The Community Association for North Shore Conservation sued after the bridge was completed in 2016. In July 2019, the Montana Supreme Court upheld Allison's determination that the roughly 500-foot-long span is illegal and the Flathead County commissioners erred when granting a permit for the project in 2011.
County zoning regulations are clear that no roads may be built in the lakeshore protection zone. The 2011 commissioners permitted the bridge to Dockstader Island on grounds that it's not technically a "road," reasoning that Allison called "nonsensical." The island used to be part of a peninsula that eroded over decades as the Séliš Ksanka Ql’ispé Dam, formerly the Kerr Dam, kept water levels artificially high into the fall.
Dugan and Sortino, who is acting on her behalf on the bridge matter, both blamed delays in executing the demolition on personal financial difficulties. Sortino told the judge he lost his entire $4.5 million retirement fund and is working to sell a parcel of land adjacent to the bridge. Dugan reported she has severe health problems and was hospitalized and nearly died after a gas leak incident; she said she has three children and no job and lives in rental housing, and her only asset is a 19-year-old SUV.
None of that swayed Allison.
"Dugan and Sortino had the money to build the bridge and for some unfathomable reason determined that a foolhardy boondoggle, a vehicular bridge to nowhere located where no roads are permitted, was a good way to spend that money, let alone begging the question how a woman with three children, health issues, no job and living in a rental could afford same," Allison wrote. "This is the consequence."
Don Murray, the conservation group's attorney, said he intends to find an engineer "as expeditiously as possible" with an eye toward starting the demolition in late winter, when water levels recede and the lakebed beneath the bridge is exposed.

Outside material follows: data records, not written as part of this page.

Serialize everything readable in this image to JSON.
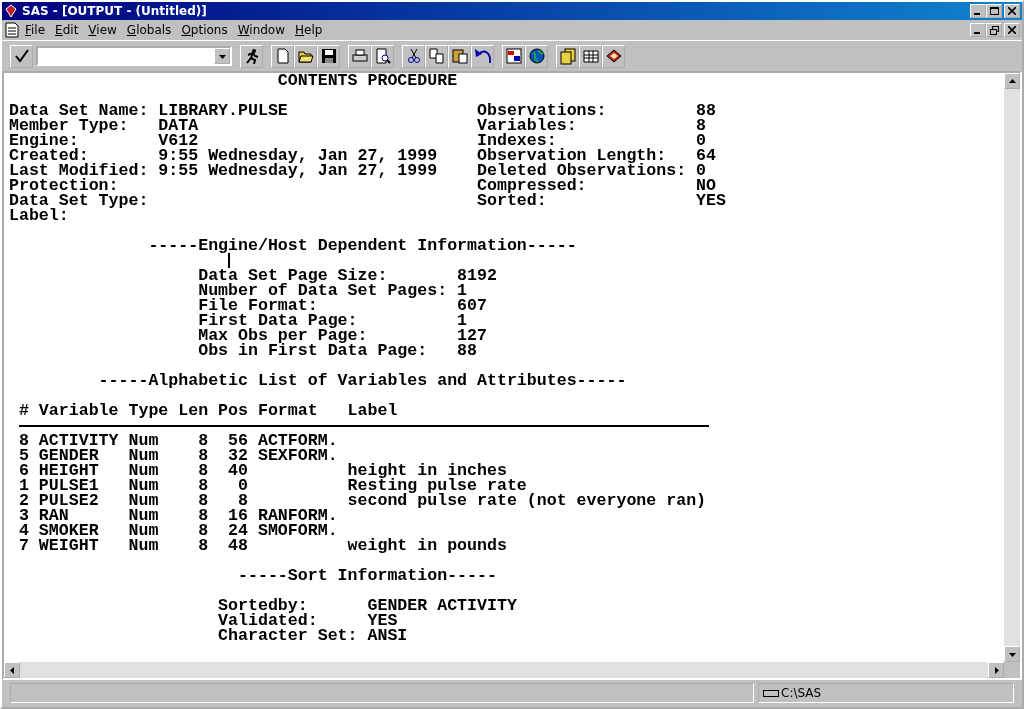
{
  "window": {
    "title": "SAS - [OUTPUT - (Untitled)]"
  },
  "menu": [
    {
      "label": "File"
    },
    {
      "label": "Edit"
    },
    {
      "label": "View"
    },
    {
      "label": "Globals"
    },
    {
      "label": "Options"
    },
    {
      "label": "Window"
    },
    {
      "label": "Help"
    }
  ],
  "output": {
    "lines": [
      {
        "kind": "text",
        "text": "                           CONTENTS PROCEDURE"
      },
      {
        "kind": "blank"
      },
      {
        "kind": "text",
        "text": "Data Set Name: LIBRARY.PULSE                   Observations:         88"
      },
      {
        "kind": "text",
        "text": "Member Type:   DATA                            Variables:            8"
      },
      {
        "kind": "text",
        "text": "Engine:        V612                            Indexes:              0"
      },
      {
        "kind": "text",
        "text": "Created:       9:55 Wednesday, Jan 27, 1999    Observation Length:   64"
      },
      {
        "kind": "text",
        "text": "Last Modified: 9:55 Wednesday, Jan 27, 1999    Deleted Observations: 0"
      },
      {
        "kind": "text",
        "text": "Protection:                                    Compressed:           NO"
      },
      {
        "kind": "text",
        "text": "Data Set Type:                                 Sorted:               YES"
      },
      {
        "kind": "text",
        "text": "Label:"
      },
      {
        "kind": "blank"
      },
      {
        "kind": "text",
        "text": "              -----Engine/Host Dependent Information-----"
      },
      {
        "kind": "cursor"
      },
      {
        "kind": "text",
        "text": "                   Data Set Page Size:       8192"
      },
      {
        "kind": "text",
        "text": "                   Number of Data Set Pages: 1"
      },
      {
        "kind": "text",
        "text": "                   File Format:              607"
      },
      {
        "kind": "text",
        "text": "                   First Data Page:          1"
      },
      {
        "kind": "text",
        "text": "                   Max Obs per Page:         127"
      },
      {
        "kind": "text",
        "text": "                   Obs in First Data Page:   88"
      },
      {
        "kind": "blank"
      },
      {
        "kind": "text",
        "text": "         -----Alphabetic List of Variables and Attributes-----"
      },
      {
        "kind": "blank"
      },
      {
        "kind": "text",
        "text": " # Variable Type Len Pos Format   Label"
      },
      {
        "kind": "rule"
      },
      {
        "kind": "text",
        "text": " 8 ACTIVITY Num    8  56 ACTFORM."
      },
      {
        "kind": "text",
        "text": " 5 GENDER   Num    8  32 SEXFORM."
      },
      {
        "kind": "text",
        "text": " 6 HEIGHT   Num    8  40          height in inches"
      },
      {
        "kind": "text",
        "text": " 1 PULSE1   Num    8   0          Resting pulse rate"
      },
      {
        "kind": "text",
        "text": " 2 PULSE2   Num    8   8          second pulse rate (not everyone ran)"
      },
      {
        "kind": "text",
        "text": " 3 RAN      Num    8  16 RANFORM."
      },
      {
        "kind": "text",
        "text": " 4 SMOKER   Num    8  24 SMOFORM."
      },
      {
        "kind": "text",
        "text": " 7 WEIGHT   Num    8  48          weight in pounds"
      },
      {
        "kind": "blank"
      },
      {
        "kind": "text",
        "text": "                       -----Sort Information-----"
      },
      {
        "kind": "blank"
      },
      {
        "kind": "text",
        "text": "                     Sortedby:      GENDER ACTIVITY"
      },
      {
        "kind": "text",
        "text": "                     Validated:     YES"
      },
      {
        "kind": "text",
        "text": "                     Character Set: ANSI"
      }
    ]
  },
  "status_bar": {
    "path": "C:\\SAS"
  }
}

That, he said, might allow for a simple dismantling of the bridge rather than a more complicated process like the one Overton proposed.
"I assume that an engineer would propose removing it in reverse order from how it was put in," Murray said Thursday.
He predicted Flathead County officials would be eager to grant a permit for the demolition to bring an end to the bridge saga.
"I think they'll work with us to get it approved as quickly as possible," he said.
Reporter Chad Sokol can be reached at 758-4434 or email@example.com